Data records for software interfaces
- Opening Delimiter -

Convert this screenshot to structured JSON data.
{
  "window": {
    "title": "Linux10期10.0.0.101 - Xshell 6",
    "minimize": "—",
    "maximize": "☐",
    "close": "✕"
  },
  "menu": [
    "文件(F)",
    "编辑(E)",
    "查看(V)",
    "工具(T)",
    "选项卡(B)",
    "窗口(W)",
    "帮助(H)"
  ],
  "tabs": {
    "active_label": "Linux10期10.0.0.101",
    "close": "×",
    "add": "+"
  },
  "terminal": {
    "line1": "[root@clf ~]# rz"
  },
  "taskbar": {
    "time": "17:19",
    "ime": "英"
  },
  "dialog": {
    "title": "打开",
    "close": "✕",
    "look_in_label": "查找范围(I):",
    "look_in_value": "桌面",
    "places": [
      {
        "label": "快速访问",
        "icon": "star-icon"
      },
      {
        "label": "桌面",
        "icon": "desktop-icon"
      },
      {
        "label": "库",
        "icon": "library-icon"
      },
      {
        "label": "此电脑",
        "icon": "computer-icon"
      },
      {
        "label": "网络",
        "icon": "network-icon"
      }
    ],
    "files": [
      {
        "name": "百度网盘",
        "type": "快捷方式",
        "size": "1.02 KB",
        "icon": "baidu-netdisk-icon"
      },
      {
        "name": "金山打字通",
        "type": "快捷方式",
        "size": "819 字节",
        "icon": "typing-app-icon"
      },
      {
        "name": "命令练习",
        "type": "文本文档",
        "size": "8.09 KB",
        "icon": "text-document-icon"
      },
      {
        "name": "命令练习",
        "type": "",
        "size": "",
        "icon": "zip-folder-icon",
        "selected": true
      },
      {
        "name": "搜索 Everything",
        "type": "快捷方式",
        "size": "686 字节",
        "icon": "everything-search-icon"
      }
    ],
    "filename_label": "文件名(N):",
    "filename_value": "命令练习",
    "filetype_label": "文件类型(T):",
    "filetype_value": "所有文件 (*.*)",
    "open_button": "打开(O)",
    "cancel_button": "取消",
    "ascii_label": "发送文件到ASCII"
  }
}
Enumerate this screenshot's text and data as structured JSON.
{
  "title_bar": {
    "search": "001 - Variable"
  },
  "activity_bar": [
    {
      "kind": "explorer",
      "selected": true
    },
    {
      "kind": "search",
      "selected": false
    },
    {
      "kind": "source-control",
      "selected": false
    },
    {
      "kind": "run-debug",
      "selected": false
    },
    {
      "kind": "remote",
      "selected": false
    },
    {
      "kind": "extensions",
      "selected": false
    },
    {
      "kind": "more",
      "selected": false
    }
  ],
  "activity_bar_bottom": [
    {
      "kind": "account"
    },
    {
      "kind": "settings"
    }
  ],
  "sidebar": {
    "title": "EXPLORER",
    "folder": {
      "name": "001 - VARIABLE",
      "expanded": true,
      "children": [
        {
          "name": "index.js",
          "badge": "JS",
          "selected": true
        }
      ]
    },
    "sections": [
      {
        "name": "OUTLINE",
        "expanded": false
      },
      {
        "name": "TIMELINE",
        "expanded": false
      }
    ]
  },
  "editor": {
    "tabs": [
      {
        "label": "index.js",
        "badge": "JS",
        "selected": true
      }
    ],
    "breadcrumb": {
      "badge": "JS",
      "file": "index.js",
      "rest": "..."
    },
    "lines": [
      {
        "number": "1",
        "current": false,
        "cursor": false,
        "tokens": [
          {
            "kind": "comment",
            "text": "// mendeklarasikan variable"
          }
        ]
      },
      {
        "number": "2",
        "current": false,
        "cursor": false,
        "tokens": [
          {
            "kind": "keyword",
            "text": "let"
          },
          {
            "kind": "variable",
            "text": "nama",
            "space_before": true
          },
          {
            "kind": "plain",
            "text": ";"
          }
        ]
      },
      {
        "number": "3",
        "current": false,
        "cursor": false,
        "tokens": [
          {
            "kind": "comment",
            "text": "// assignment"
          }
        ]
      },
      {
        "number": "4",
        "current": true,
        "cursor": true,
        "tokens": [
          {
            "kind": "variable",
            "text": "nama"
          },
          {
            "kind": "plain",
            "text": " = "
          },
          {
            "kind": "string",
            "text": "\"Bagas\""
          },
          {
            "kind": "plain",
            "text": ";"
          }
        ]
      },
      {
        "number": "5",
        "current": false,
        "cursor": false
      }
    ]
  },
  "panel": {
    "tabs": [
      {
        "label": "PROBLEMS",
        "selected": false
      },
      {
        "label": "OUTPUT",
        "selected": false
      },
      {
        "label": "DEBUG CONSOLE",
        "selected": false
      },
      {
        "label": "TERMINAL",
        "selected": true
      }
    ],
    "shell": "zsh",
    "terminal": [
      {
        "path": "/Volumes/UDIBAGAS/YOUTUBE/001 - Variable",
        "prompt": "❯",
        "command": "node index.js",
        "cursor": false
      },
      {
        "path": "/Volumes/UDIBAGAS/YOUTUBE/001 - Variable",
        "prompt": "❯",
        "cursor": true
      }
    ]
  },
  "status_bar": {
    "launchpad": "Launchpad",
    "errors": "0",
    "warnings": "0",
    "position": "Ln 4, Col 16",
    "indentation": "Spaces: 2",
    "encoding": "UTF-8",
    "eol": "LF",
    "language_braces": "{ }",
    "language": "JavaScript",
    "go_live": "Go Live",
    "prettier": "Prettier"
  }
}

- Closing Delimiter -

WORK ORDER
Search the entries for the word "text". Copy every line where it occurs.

ANSWER BELOW
        "icon": "text-document-icon"
Enumerate this screenshot's text and data as structured JSON.
            "text": "// mendeklarasikan variable"
            "text": "let"
            "text": "nama",
            "text": ";"
            "text": "// assignment"
            "text": "nama"
            "text": " = "
            "text": "\"Bagas\""
            "text": ";"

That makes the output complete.